I’ve been looking for new stuff that gives me a new or different perspective on this topic but it seems to be either pro-mining (from mining companies, of course) or anti-mining (from indigenous communities or environmental groups). I find it hard sometimes to find reliable sources that stay away from propaganda.
Here are my findings for Module 3.
- Mining, economic development and indigenous peoples: “ Getting the governance equation right ” report on a forum held at convened by Jim Cooney, ISID professor of practice in global governance. (2013) Retrieved from https://www.mcgill.ca/isid/files/isid/mcgill_2013_summer_forum_-_final_report.pdf
An interesting read, this report centers on the different but complementary roles, responsibilities and practices of indigenous communities, governments and mining companies in making and implementing decisions and in communicating and engaging with one another in the context of managing the issues associated with mining on traditional indigenous territories.
I came across this video from 2010 that looks to raise awareness about the environmental impact of the project and hopefully stop the Belo Monte Monster Dam in the Brazilian Amazon that will affect the indigenous groups’ water supply, making fishing and hunting more difficult. The video gained international attention because Sting (the singer) joined the cause. Here is a timeline of the dam. You will find words like lawsuit, corruption, scandal.

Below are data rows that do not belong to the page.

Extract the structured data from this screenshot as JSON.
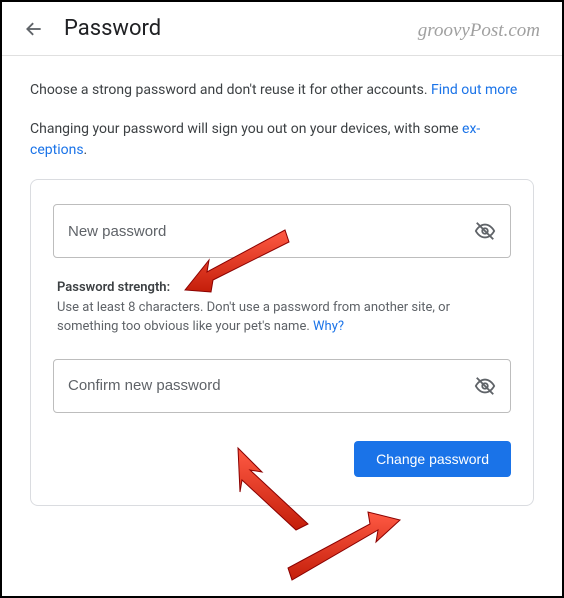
{
  "header": {
    "title": "Password"
  },
  "watermark": "groovyPost.com",
  "intro": {
    "line1_prefix": "Choose a strong password and don't reuse it for other accounts. ",
    "line1_link": "Find out more",
    "line2_prefix": "Changing your password will sign you out on your devices, with some ",
    "line2_link": "ex-ceptions",
    "line2_suffix": "."
  },
  "form": {
    "new_password_placeholder": "New password",
    "confirm_password_placeholder": "Confirm new password",
    "strength_title": "Password strength:",
    "strength_text": "Use at least 8 characters. Don't use a password from another site, or something too obvious like your pet's name. ",
    "strength_link": "Why?",
    "submit_label": "Change password"
  }
}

This is part of the Q&A section of the website Miningfacts.org from the Fraser Institute. This site aims to present evidence-based mining facts and information in a way that permits balanced consideration of the impacts and opportunities that come from mining. It is written for a general audience, with links to more in-depth research provided for those seeking further mining information. This particular section explains in detail the process of consultation with Aboriginal Peoples on decisions that may impact land and resources subject to aboriginal claims.

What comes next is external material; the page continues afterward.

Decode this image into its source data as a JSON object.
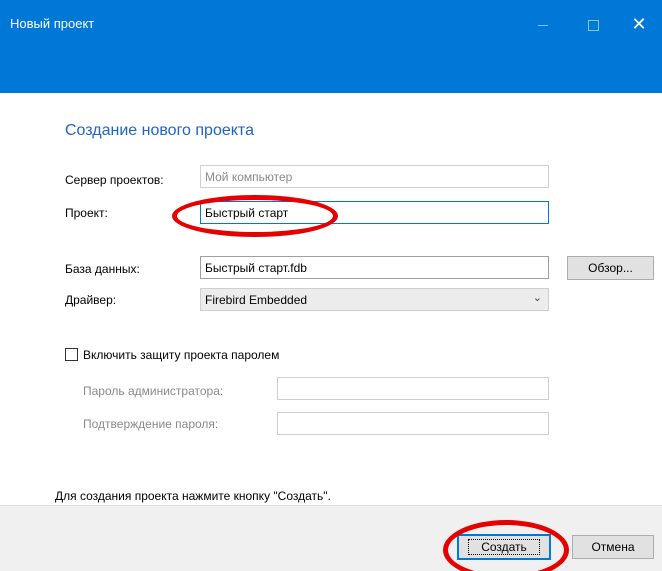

This is an article published in Revista, Harvard Review of Latin America, about the reasons for the clash between governments (pro-mining) and indigenous communities (against mining) in Latin America, although it could be applied to countries somewhere else.

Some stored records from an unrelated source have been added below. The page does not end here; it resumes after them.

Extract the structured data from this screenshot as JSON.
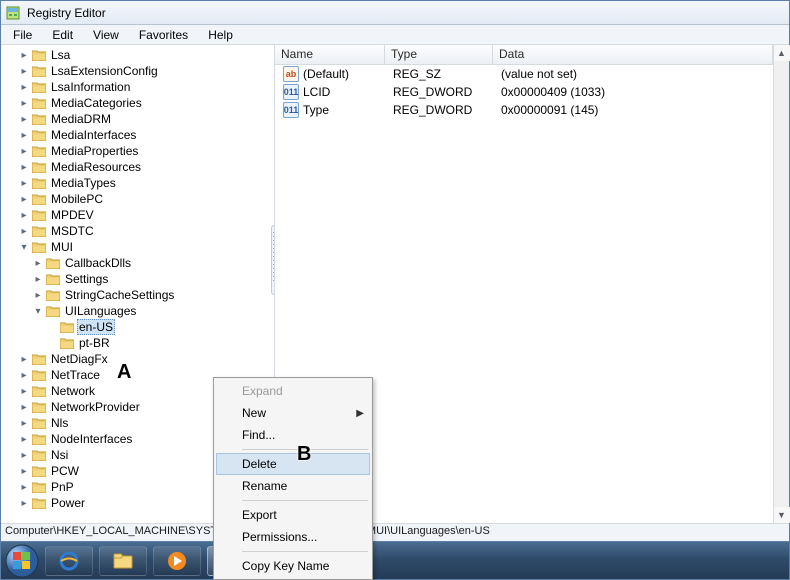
{
  "title": "Registry Editor",
  "menu": {
    "items": [
      "File",
      "Edit",
      "View",
      "Favorites",
      "Help"
    ]
  },
  "tree": {
    "top": [
      {
        "label": "Lsa",
        "depth": 5,
        "tw": "r"
      },
      {
        "label": "LsaExtensionConfig",
        "depth": 5,
        "tw": "r"
      },
      {
        "label": "LsaInformation",
        "depth": 5,
        "tw": "r"
      },
      {
        "label": "MediaCategories",
        "depth": 5,
        "tw": "r"
      },
      {
        "label": "MediaDRM",
        "depth": 5,
        "tw": "r"
      },
      {
        "label": "MediaInterfaces",
        "depth": 5,
        "tw": "r"
      },
      {
        "label": "MediaProperties",
        "depth": 5,
        "tw": "r"
      },
      {
        "label": "MediaResources",
        "depth": 5,
        "tw": "r"
      },
      {
        "label": "MediaTypes",
        "depth": 5,
        "tw": "r"
      },
      {
        "label": "MobilePC",
        "depth": 5,
        "tw": "r"
      },
      {
        "label": "MPDEV",
        "depth": 5,
        "tw": "r"
      },
      {
        "label": "MSDTC",
        "depth": 5,
        "tw": "r"
      },
      {
        "label": "MUI",
        "depth": 5,
        "tw": "d"
      },
      {
        "label": "CallbackDlls",
        "depth": 6,
        "tw": "r"
      },
      {
        "label": "Settings",
        "depth": 6,
        "tw": "r"
      },
      {
        "label": "StringCacheSettings",
        "depth": 6,
        "tw": "r"
      },
      {
        "label": "UILanguages",
        "depth": 6,
        "tw": "d"
      },
      {
        "label": "en-US",
        "depth": 7,
        "tw": "",
        "selected": true
      },
      {
        "label": "pt-BR",
        "depth": 7,
        "tw": ""
      },
      {
        "label": "NetDiagFx",
        "depth": 5,
        "tw": "r"
      },
      {
        "label": "NetTrace",
        "depth": 5,
        "tw": "r"
      },
      {
        "label": "Network",
        "depth": 5,
        "tw": "r"
      },
      {
        "label": "NetworkProvider",
        "depth": 5,
        "tw": "r"
      },
      {
        "label": "Nls",
        "depth": 5,
        "tw": "r"
      },
      {
        "label": "NodeInterfaces",
        "depth": 5,
        "tw": "r"
      },
      {
        "label": "Nsi",
        "depth": 5,
        "tw": "r"
      },
      {
        "label": "PCW",
        "depth": 5,
        "tw": "r"
      },
      {
        "label": "PnP",
        "depth": 5,
        "tw": "r"
      },
      {
        "label": "Power",
        "depth": 5,
        "tw": "r"
      }
    ]
  },
  "list": {
    "columns": {
      "name": "Name",
      "type": "Type",
      "data": "Data"
    },
    "rows": [
      {
        "kind": "sz",
        "name": "(Default)",
        "type": "REG_SZ",
        "data": "(value not set)"
      },
      {
        "kind": "dw",
        "name": "LCID",
        "type": "REG_DWORD",
        "data": "0x00000409 (1033)"
      },
      {
        "kind": "dw",
        "name": "Type",
        "type": "REG_DWORD",
        "data": "0x00000091 (145)"
      }
    ]
  },
  "context_menu": {
    "items": [
      {
        "label": "Expand",
        "disabled": true
      },
      {
        "label": "New",
        "submenu": true
      },
      {
        "label": "Find..."
      },
      {
        "sep": true
      },
      {
        "label": "Delete",
        "hover": true
      },
      {
        "label": "Rename"
      },
      {
        "sep": true
      },
      {
        "label": "Export"
      },
      {
        "label": "Permissions..."
      },
      {
        "sep": true
      },
      {
        "label": "Copy Key Name"
      }
    ]
  },
  "status_path": "Computer\\HKEY_LOCAL_MACHINE\\SYSTEM\\CurrentControlSet\\Control\\MUI\\UILanguages\\en-US",
  "markers": {
    "A": "A",
    "B": "B"
  },
  "taskbar": {
    "items": [
      {
        "name": "start",
        "active": false
      },
      {
        "name": "ie",
        "active": false
      },
      {
        "name": "explorer",
        "active": false
      },
      {
        "name": "wmplayer",
        "active": false
      },
      {
        "name": "regedit",
        "active": true
      }
    ]
  }
}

I’m going slightly off-topic here but this is an interesting initiative from the Amazon Conservation Team using GPS technology to provide an Open Data Kit (ODK) app for the use with indigenous communities. As an example, they are teaching the Kogi to use a tailored ODK app to map and inventory their complex network of sacred sites, all of which carry high ecological value. Worth reading.